How brave and daring the first settlers were to trudge into this terrain and become farmers of fruit trees, corn, and tobacco. What a magical place it must have been some 9,000 years ago when the first humans are said to have occupied the region.

"Virgin River View" ©Mary Montague Sikes
The altitude was a bit of a problem for us when it came to hiking the trails at Zion. Since we live near to coast of Virginia, basically at sea level, it takes a few days to acclimate to the higher altitudes, around 4,000 feet at the Zion Lodge which was one of the lowest elevations we encountered. That meant hikes were more tiring.

We enjoyed using the shuttle system which is free and operates from mid-March to late October. It runs along a six-mile scenic drive inside the park. Guests with overnight room reservations at Zion Lodge are permitted to drive inside the park, but no further than the Lodge during the months the shuttle is operating.

During our time there, we did the Riverside Walk which was easy, very hot, and scenic. We also took the hike to the Lower Emerald Pools which ends at the lower pool and three waterfalls. The trail was busy with crowds of visitors, most of whom were conversing in foreign languages (Russian, French, Dutch, and more).

Our last day at Zion, we took the Angels Landing trail which was hot but not too hard until the point where chains are built into the rocks to aid climbers to the top. I had read a lot about this trail which is paved part of the way and longed to journey there to take photographs.

"Along the Trail to Angels Landing" ©Mary Montague Sikes
"Angels Landing" ©Mary Montague Sikes

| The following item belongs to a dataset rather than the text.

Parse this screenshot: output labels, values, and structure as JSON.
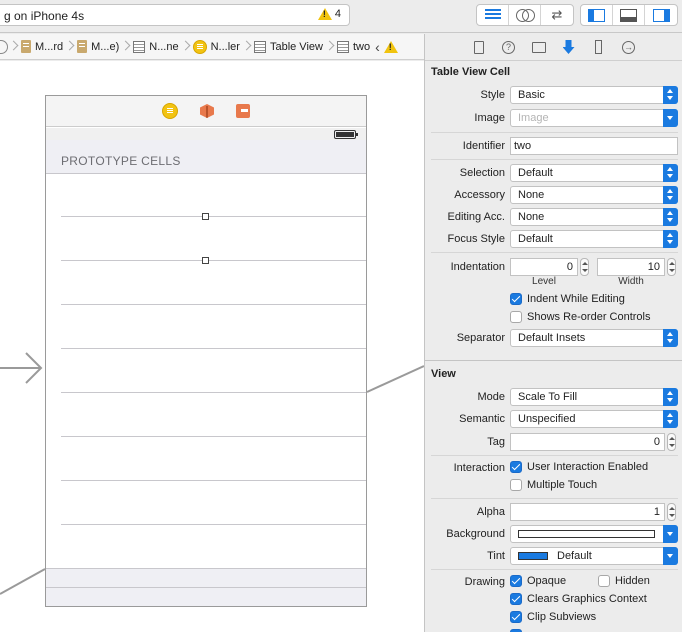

Our visit to Zion was hot, exciting, tiring, invigorating, and memorable. Now I long to go back and photograph the things we missed. I can hardly wait to get back my art studio to start painting from my new reference photographs.